- 5 Reasons Your Smile Is Stronger Than You Think. Mouth Healthy. https://www.mouthhealthy.org/en/fun-teeth-facts-part-2. Accessed 27/03/20.
- Dietary acids and your teeth. Mouth Healthy. https://www.mouthhealthy.org/en/az-topics/e/dietary-acids-and-your-teeth. Accessed 21/01/20.
- Dental erosion. Oral Health Foundation. https://www.dentalhealth.org/dental-erosion. Accessed 21/01/20.
- Dental erosion.

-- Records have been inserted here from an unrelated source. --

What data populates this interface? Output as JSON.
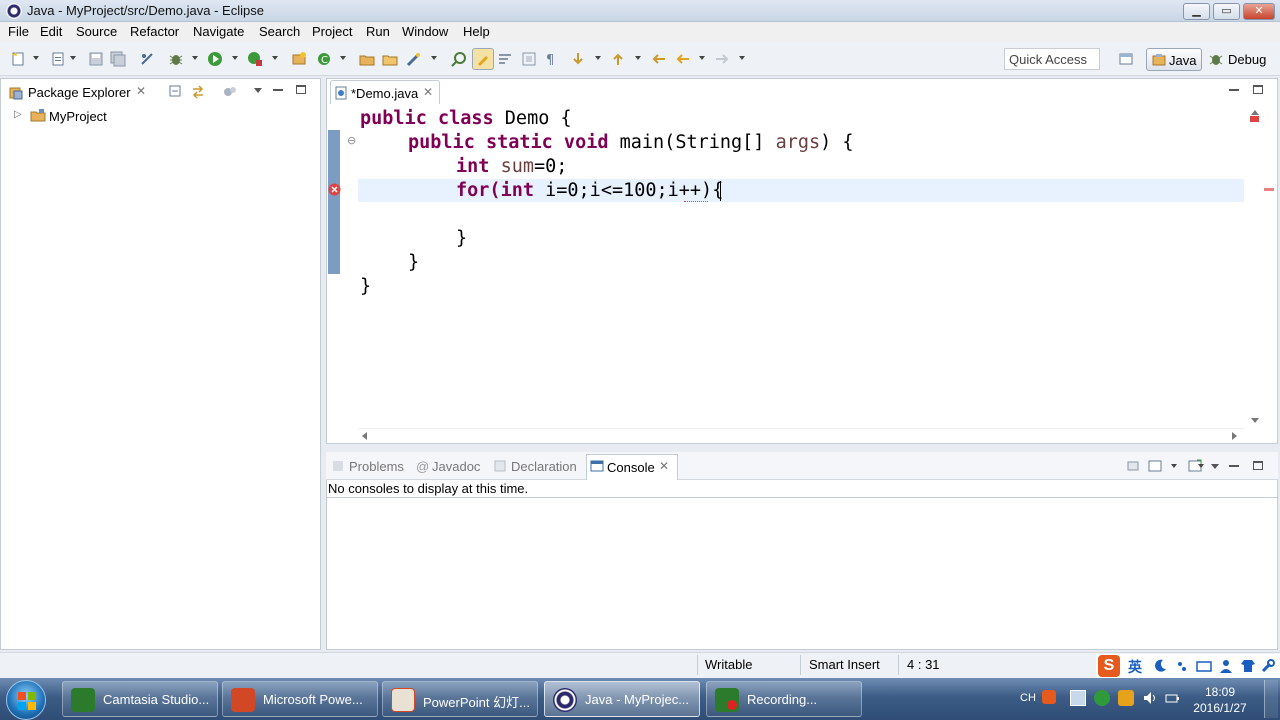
{
  "window": {
    "title": "Java - MyProject/src/Demo.java - Eclipse",
    "minimize": "▁",
    "maximize": "▭",
    "close": "✕"
  },
  "menu": [
    "File",
    "Edit",
    "Source",
    "Refactor",
    "Navigate",
    "Search",
    "Project",
    "Run",
    "Window",
    "Help"
  ],
  "toolbar": {
    "quick_access": "Quick Access",
    "perspective_java": "Java",
    "perspective_debug": "Debug"
  },
  "package_explorer": {
    "title": "Package Explorer",
    "close": "✕",
    "project": "MyProject",
    "expand": "▷"
  },
  "editor": {
    "tab_label": "*Demo.java",
    "close": "✕",
    "code_lines": [
      [
        "public class ",
        "Demo {"
      ],
      [
        "public static void ",
        "main(String[] ",
        "args",
        ") {"
      ],
      [
        "int ",
        "sum",
        "=0;"
      ],
      [
        "for(",
        "int ",
        "i=0;i<=100;i++){"
      ],
      [
        "}"
      ],
      [
        "}"
      ],
      [
        "}"
      ]
    ]
  },
  "bottom_panel": {
    "tabs": [
      "Problems",
      "Javadoc",
      "Declaration",
      "Console"
    ],
    "console_close": "✕",
    "message": "No consoles to display at this time."
  },
  "status_bar": {
    "mode": "Writable",
    "insert": "Smart Insert",
    "position": "4 : 31"
  },
  "ime": {
    "brand": "S",
    "lang": "英"
  },
  "taskbar": {
    "items": [
      "Camtasia Studio...",
      "Microsoft Powe...",
      "PowerPoint 幻灯...",
      "Java - MyProjec...",
      "Recording..."
    ],
    "lang": "CH",
    "time": "18:09",
    "date": "2016/1/27"
  },
  "colors": {
    "keyword": "#7f0055",
    "variable": "#6a3e3e",
    "error": "#e04343",
    "selection": "#e8f2fe"
  }
}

Better Health Channel, Victoria State Government. https://www.betterhealth.vic.gov.au/health/conditionsandtreatments/dental-erosion. Accessed 27/03/20.
- Demineralization–remineralization dynamics in teeth and bone. International Journal of Nanomedicine, 2016. https://www.ncbi.nlm.nih.gov/pmc/articles/PMC5034904/pdf/ijn-11-4743.pdf. Accessed 30/03/20.
- The Best and Worst Foods for your Teeth. University of Rochester Medical School. https://www.urmc.rochester.edu/encyclopedia/content.aspx?ContentTypeID=1&ContentID=4062. Accessed 30/03/20.
- Brushing your teeth. Mouth Healthy. https://www.mouthhealthy.org/en/az-topics/b/brushing-your-teeth. Accessed 30/03/20.